Whatever pictures appear, omit them, and repeat the data below exactly.

→ **Excerpts from an interface dataset**

--*--

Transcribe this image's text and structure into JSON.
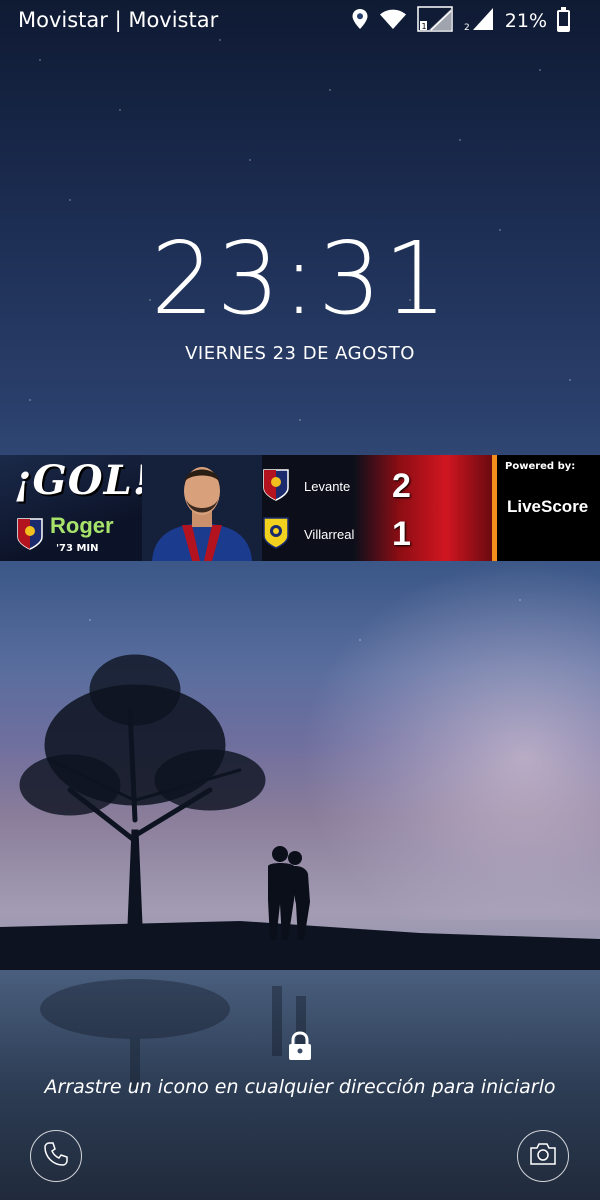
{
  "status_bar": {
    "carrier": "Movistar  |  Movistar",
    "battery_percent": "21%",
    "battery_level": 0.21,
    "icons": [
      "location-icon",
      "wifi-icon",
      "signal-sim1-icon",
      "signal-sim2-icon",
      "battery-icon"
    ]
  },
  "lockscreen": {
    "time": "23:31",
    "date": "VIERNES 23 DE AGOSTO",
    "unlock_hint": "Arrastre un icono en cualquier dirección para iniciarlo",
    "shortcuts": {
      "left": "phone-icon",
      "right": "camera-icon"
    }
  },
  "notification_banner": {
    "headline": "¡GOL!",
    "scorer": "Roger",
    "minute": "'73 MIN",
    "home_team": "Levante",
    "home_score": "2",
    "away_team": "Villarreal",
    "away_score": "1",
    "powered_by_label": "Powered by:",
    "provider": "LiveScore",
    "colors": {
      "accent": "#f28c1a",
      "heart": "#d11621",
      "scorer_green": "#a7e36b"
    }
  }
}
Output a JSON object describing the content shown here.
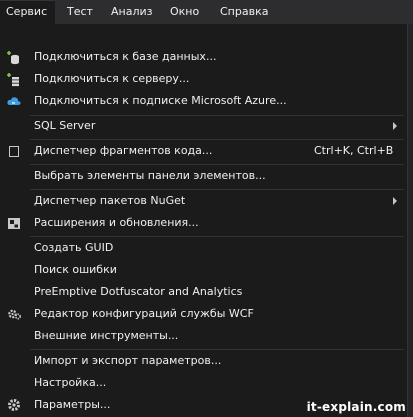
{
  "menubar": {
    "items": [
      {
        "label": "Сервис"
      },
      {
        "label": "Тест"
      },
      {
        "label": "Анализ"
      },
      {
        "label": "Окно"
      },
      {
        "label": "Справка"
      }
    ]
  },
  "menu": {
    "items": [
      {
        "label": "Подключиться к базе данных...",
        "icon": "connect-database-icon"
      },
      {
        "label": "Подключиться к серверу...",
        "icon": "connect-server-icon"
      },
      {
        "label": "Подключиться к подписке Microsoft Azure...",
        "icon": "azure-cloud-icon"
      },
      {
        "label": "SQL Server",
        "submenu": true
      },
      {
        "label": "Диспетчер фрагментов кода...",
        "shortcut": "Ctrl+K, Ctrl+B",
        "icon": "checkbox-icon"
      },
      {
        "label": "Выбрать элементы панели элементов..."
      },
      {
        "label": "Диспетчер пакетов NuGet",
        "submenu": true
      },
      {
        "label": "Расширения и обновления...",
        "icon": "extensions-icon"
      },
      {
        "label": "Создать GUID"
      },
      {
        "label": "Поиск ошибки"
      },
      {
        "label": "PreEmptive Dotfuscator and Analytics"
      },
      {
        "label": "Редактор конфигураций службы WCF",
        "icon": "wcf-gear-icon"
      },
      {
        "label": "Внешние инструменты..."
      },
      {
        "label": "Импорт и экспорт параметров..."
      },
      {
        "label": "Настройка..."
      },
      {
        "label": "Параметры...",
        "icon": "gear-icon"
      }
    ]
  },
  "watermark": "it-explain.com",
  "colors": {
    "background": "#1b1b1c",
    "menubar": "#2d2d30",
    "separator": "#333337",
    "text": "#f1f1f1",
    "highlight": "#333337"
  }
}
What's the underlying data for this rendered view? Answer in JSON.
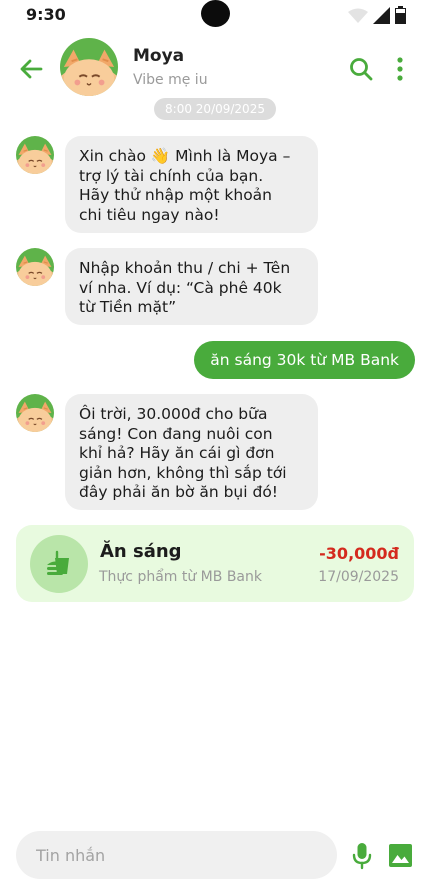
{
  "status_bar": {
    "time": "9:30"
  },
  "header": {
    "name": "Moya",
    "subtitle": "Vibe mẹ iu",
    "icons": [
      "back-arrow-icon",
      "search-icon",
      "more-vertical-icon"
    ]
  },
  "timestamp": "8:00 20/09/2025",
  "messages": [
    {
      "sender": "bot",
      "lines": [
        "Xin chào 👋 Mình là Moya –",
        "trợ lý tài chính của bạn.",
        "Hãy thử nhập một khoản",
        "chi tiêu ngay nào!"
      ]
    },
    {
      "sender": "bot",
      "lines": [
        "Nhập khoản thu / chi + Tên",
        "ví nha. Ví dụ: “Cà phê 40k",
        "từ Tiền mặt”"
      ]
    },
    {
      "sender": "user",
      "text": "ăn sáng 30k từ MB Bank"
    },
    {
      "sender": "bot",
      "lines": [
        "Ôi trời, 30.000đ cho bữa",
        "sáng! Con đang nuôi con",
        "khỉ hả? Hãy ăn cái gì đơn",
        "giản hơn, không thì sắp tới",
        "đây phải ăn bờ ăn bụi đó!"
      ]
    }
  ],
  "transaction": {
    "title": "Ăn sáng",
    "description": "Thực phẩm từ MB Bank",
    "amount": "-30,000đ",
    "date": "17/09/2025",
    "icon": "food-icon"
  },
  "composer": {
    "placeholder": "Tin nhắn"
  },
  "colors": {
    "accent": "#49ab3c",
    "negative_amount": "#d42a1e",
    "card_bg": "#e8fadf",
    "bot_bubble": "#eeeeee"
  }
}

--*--

→ **SOLUTION**
Transcribe this image's text and structure into JSON.
{
  "status_bar": {
    "carrier": "Movistar  |  Movistar",
    "battery_percent": "21%",
    "battery_level": 0.21,
    "icons": [
      "location-icon",
      "wifi-icon",
      "signal-sim1-icon",
      "signal-sim2-icon",
      "battery-icon"
    ]
  },
  "lockscreen": {
    "time": "23:31",
    "date": "VIERNES 23 DE AGOSTO",
    "unlock_hint": "Arrastre un icono en cualquier dirección para iniciarlo",
    "shortcuts": {
      "left": "phone-icon",
      "right": "camera-icon"
    }
  },
  "notification_banner": {
    "headline": "¡GOL!",
    "scorer": "Roger",
    "minute": "'73 MIN",
    "home_team": "Levante",
    "home_score": "2",
    "away_team": "Villarreal",
    "away_score": "1",
    "powered_by_label": "Powered by:",
    "provider": "LiveScore",
    "colors": {
      "accent": "#f28c1a",
      "heart": "#d11621",
      "scorer_green": "#a7e36b"
    }
  }
}
Output a JSON object describing the content shown here.
{
  "menubar": {
    "items": [
      {
        "label": "Сервис"
      },
      {
        "label": "Тест"
      },
      {
        "label": "Анализ"
      },
      {
        "label": "Окно"
      },
      {
        "label": "Справка"
      }
    ]
  },
  "menu": {
    "items": [
      {
        "label": "Подключиться к базе данных...",
        "icon": "connect-database-icon"
      },
      {
        "label": "Подключиться к серверу...",
        "icon": "connect-server-icon"
      },
      {
        "label": "Подключиться к подписке Microsoft Azure...",
        "icon": "azure-cloud-icon"
      },
      {
        "label": "SQL Server",
        "submenu": true
      },
      {
        "label": "Диспетчер фрагментов кода...",
        "shortcut": "Ctrl+K, Ctrl+B",
        "icon": "checkbox-icon"
      },
      {
        "label": "Выбрать элементы панели элементов..."
      },
      {
        "label": "Диспетчер пакетов NuGet",
        "submenu": true
      },
      {
        "label": "Расширения и обновления...",
        "icon": "extensions-icon"
      },
      {
        "label": "Создать GUID"
      },
      {
        "label": "Поиск ошибки"
      },
      {
        "label": "PreEmptive Dotfuscator and Analytics"
      },
      {
        "label": "Редактор конфигураций службы WCF",
        "icon": "wcf-gear-icon"
      },
      {
        "label": "Внешние инструменты..."
      },
      {
        "label": "Импорт и экспорт параметров..."
      },
      {
        "label": "Настройка..."
      },
      {
        "label": "Параметры...",
        "icon": "gear-icon"
      }
    ]
  },
  "watermark": "it-explain.com",
  "colors": {
    "background": "#1b1b1c",
    "menubar": "#2d2d30",
    "separator": "#333337",
    "text": "#f1f1f1",
    "highlight": "#333337"
  }
}
What's the underlying data for this rendered view? Answer in JSON.
{
  "status_bar": {
    "time": "9:30"
  },
  "header": {
    "name": "Moya",
    "subtitle": "Vibe mẹ iu",
    "icons": [
      "back-arrow-icon",
      "search-icon",
      "more-vertical-icon"
    ]
  },
  "timestamp": "8:00 20/09/2025",
  "messages": [
    {
      "sender": "bot",
      "lines": [
        "Xin chào 👋 Mình là Moya –",
        "trợ lý tài chính của bạn.",
        "Hãy thử nhập một khoản",
        "chi tiêu ngay nào!"
      ]
    },
    {
      "sender": "bot",
      "lines": [
        "Nhập khoản thu / chi + Tên",
        "ví nha. Ví dụ: “Cà phê 40k",
        "từ Tiền mặt”"
      ]
    },
    {
      "sender": "user",
      "text": "ăn sáng 30k từ MB Bank"
    },
    {
      "sender": "bot",
      "lines": [
        "Ôi trời, 30.000đ cho bữa",
        "sáng! Con đang nuôi con",
        "khỉ hả? Hãy ăn cái gì đơn",
        "giản hơn, không thì sắp tới",
        "đây phải ăn bờ ăn bụi đó!"
      ]
    }
  ],
  "transaction": {
    "title": "Ăn sáng",
    "description": "Thực phẩm từ MB Bank",
    "amount": "-30,000đ",
    "date": "17/09/2025",
    "icon": "food-icon"
  },
  "composer": {
    "placeholder": "Tin nhắn"
  },
  "colors": {
    "accent": "#49ab3c",
    "negative_amount": "#d42a1e",
    "card_bg": "#e8fadf",
    "bot_bubble": "#eeeeee"
  }
}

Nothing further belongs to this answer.